“I will come back a more experienced faculty member,” says Ferris, who is MU’s only tenured faculty member to be deployed to the current Iraq war, according to Ed Danielski, manager for human resources support services.

Bruce Walker, professor and dean of the College of Business, ribbed Ferris during a going-away reception, noting that Ferris’ reserve unit is based in Phoenix, an incongruous location for the Navy. After promising to throw a party upon Ferris’ return, Walker presented Ferris with a gift bag containing sweat-resistant bug spray, hand sanitizer, duct tape, protective gloves, and sunscreen. “We looked for SPF 95 but they didn’t have it,” he told Ferris, who expected to see temperatures surpass 120 degrees in Kuwait. “We don’t want you to get scorched.”

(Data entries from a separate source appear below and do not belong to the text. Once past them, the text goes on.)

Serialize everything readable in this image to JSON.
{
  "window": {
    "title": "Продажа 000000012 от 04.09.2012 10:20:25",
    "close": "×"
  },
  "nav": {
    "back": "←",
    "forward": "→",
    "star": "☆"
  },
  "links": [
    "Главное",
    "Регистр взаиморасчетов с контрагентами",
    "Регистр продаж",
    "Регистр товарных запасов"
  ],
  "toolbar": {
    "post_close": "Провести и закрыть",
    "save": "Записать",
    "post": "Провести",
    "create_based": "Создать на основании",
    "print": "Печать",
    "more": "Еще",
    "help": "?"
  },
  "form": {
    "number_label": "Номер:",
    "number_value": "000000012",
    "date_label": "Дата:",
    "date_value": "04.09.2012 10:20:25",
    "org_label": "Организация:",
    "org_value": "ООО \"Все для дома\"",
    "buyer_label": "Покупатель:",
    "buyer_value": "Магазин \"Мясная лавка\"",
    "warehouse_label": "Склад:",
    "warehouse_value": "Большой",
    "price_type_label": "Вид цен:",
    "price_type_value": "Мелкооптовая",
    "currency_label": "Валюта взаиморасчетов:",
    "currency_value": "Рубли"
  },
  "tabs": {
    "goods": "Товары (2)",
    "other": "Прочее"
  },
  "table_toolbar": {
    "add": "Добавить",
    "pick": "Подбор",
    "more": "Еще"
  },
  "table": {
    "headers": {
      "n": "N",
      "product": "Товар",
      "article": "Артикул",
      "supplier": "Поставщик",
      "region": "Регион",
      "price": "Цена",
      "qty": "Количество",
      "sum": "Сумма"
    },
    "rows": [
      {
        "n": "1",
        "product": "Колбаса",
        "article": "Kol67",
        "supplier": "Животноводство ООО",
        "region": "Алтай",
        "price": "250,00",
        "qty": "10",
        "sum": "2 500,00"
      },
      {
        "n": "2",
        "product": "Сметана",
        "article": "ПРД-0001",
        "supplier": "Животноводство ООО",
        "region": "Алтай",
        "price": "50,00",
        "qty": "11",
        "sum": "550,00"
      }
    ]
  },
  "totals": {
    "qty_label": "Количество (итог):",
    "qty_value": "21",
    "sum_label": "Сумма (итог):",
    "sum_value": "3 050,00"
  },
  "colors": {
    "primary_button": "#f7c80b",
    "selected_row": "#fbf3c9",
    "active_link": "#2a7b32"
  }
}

As a Navy logistics officer, Ferris handles “all the stuff coming in and going out.” Ferris says military supply operations use the same principles of risk management, project prioritization of workflow and inventory management that he teaches at Mizzou. “It’s classic issues of logistics that any modern business must address.”

He planned to put his academic training to use in the Middle East, and he is already planning a workshop for when he returns to Columbia in December. “I’m excited and proud about what I’m doing,” he says. “But I’m looking forward to coming back.”